▶ **PROBLEM DESCRIPTION**
Where a line of the records holds the string "Sélection", copy that line.

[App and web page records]
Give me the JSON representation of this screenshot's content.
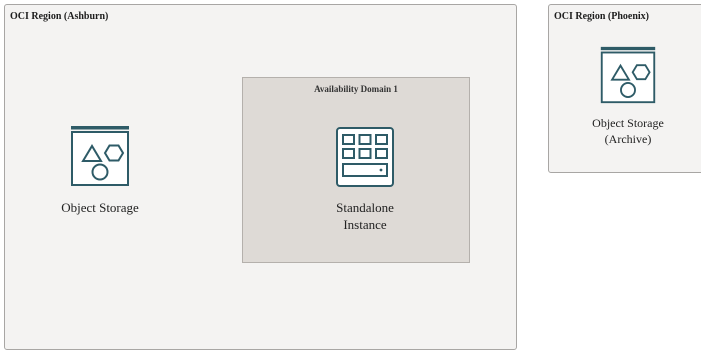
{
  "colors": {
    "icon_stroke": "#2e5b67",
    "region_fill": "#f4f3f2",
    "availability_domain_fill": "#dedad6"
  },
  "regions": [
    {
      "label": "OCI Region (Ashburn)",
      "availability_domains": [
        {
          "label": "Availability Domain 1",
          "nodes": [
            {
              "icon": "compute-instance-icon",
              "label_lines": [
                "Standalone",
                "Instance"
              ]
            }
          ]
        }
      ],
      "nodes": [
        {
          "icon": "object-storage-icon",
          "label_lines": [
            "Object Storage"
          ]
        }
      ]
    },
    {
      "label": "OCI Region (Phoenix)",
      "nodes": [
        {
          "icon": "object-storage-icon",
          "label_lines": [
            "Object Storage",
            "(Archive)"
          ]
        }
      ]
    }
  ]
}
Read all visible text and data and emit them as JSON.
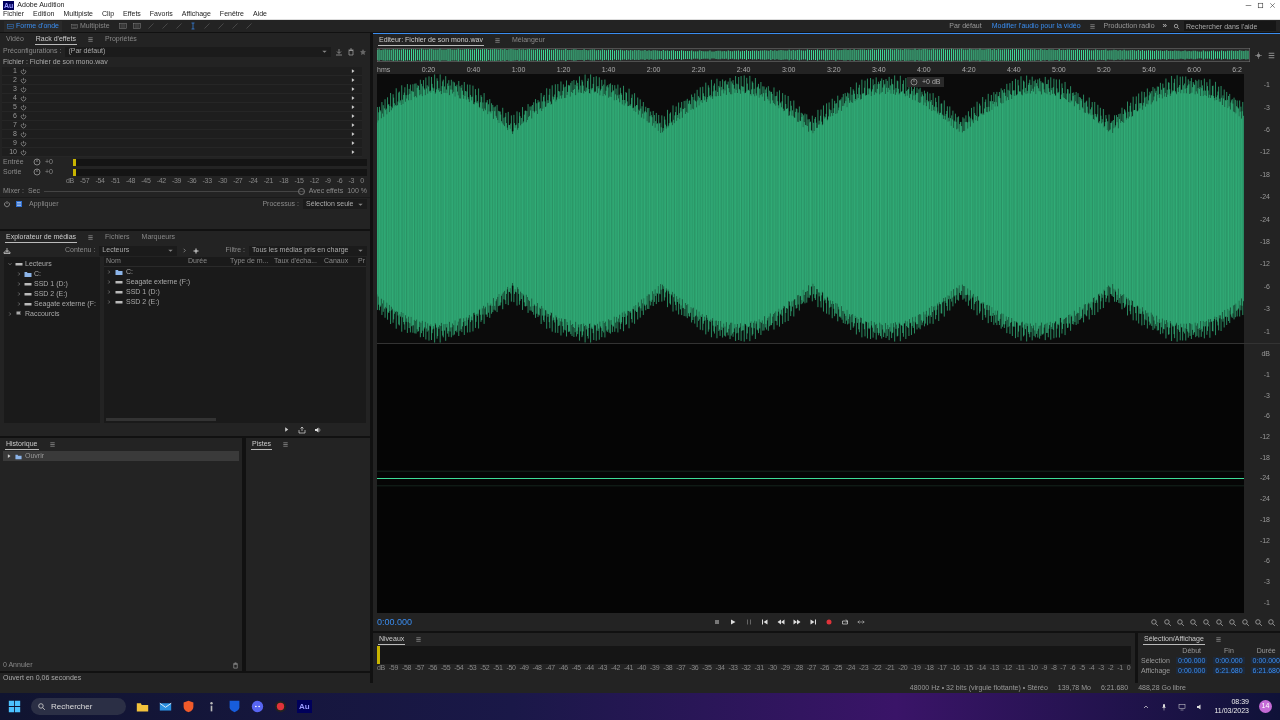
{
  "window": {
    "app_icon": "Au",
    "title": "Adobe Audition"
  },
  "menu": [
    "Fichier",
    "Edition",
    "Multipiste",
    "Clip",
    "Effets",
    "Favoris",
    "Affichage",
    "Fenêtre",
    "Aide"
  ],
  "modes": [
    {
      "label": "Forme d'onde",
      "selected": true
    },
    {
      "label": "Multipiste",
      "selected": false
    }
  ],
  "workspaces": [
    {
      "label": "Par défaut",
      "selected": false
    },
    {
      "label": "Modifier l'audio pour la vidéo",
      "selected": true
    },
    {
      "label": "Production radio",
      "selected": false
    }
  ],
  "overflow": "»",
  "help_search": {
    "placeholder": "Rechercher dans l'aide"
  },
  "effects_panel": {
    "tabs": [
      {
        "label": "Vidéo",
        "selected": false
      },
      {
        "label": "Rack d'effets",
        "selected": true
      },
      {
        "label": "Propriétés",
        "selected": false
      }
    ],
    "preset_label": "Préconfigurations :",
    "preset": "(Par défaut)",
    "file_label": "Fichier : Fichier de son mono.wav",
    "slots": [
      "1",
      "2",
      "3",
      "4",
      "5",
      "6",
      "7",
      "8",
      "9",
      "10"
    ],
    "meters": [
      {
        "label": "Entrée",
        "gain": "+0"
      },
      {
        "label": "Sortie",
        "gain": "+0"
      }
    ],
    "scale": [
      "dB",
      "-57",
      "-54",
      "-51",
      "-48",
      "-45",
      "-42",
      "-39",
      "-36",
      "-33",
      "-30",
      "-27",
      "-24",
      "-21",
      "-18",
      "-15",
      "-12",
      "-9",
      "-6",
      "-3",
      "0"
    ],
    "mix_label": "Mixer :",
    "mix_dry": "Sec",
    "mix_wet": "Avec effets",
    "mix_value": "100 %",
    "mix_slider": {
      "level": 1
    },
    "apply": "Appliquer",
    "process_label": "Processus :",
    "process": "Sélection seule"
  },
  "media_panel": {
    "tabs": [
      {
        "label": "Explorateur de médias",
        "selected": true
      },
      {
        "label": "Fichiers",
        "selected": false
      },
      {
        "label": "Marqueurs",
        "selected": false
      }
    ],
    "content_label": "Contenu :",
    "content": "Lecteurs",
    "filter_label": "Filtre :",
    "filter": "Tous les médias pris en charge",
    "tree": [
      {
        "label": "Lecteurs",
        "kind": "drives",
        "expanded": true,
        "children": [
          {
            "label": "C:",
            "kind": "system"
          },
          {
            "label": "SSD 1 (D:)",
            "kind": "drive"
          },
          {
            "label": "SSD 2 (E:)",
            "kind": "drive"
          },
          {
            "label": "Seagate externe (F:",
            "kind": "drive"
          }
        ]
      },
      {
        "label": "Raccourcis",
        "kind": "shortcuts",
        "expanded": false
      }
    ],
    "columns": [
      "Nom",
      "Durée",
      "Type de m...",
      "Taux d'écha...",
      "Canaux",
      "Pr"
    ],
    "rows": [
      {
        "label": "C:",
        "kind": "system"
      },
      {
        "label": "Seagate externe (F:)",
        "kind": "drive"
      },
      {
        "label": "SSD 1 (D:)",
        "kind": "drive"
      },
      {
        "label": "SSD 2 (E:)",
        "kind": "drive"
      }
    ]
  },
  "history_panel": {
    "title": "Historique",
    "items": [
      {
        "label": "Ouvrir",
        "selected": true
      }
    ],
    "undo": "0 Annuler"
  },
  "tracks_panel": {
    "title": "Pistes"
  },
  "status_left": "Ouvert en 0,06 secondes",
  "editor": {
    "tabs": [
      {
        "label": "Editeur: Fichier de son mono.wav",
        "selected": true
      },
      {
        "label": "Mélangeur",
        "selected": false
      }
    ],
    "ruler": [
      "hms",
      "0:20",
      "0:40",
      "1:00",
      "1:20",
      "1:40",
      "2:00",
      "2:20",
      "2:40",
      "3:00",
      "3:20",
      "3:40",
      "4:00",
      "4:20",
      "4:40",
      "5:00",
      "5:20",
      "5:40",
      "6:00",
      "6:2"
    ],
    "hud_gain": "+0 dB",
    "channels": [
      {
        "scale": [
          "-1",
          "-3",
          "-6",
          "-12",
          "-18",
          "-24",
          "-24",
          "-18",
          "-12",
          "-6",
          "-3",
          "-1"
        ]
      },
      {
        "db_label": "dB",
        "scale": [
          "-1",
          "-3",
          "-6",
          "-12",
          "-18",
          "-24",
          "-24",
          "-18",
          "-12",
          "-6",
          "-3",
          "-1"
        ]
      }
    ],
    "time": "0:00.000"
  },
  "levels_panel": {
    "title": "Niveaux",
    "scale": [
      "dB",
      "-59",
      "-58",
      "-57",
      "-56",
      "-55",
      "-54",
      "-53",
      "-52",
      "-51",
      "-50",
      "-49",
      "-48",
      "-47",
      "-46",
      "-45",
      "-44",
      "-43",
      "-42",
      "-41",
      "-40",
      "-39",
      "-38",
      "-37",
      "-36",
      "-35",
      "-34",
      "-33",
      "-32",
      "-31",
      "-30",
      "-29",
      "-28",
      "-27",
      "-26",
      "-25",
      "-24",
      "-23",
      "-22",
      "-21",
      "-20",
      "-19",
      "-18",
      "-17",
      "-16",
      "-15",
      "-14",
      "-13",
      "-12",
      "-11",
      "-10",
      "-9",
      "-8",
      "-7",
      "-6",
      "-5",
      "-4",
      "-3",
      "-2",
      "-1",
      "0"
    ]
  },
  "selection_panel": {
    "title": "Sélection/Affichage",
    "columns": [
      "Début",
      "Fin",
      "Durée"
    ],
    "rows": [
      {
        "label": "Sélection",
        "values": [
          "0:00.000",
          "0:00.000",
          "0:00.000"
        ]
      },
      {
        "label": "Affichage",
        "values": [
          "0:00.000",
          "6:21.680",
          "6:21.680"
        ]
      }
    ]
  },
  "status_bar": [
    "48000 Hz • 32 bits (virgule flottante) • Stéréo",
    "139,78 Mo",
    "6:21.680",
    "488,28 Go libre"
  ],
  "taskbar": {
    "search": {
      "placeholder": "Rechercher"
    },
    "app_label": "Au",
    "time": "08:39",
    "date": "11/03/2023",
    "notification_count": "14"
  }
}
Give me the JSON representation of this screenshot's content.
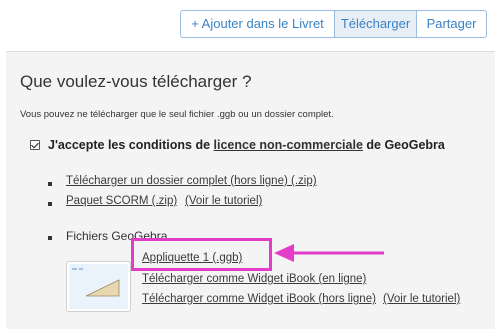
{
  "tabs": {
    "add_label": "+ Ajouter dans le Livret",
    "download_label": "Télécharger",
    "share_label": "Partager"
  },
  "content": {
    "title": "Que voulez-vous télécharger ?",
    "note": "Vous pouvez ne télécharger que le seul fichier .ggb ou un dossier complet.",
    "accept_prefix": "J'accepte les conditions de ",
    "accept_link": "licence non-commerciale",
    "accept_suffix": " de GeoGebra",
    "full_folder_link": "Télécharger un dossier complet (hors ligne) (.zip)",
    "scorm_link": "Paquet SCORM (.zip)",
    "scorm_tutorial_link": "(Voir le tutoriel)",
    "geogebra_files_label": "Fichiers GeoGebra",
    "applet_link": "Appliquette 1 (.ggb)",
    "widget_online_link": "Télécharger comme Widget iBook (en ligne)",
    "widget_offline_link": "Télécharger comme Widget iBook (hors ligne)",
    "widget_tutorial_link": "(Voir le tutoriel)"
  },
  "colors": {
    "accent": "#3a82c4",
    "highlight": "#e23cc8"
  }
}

▶ **ANSWER TO THIS TASK**
    "process": "Sélection seule"
    "title": "Sélection/Affichage",
        "label": "Sélection",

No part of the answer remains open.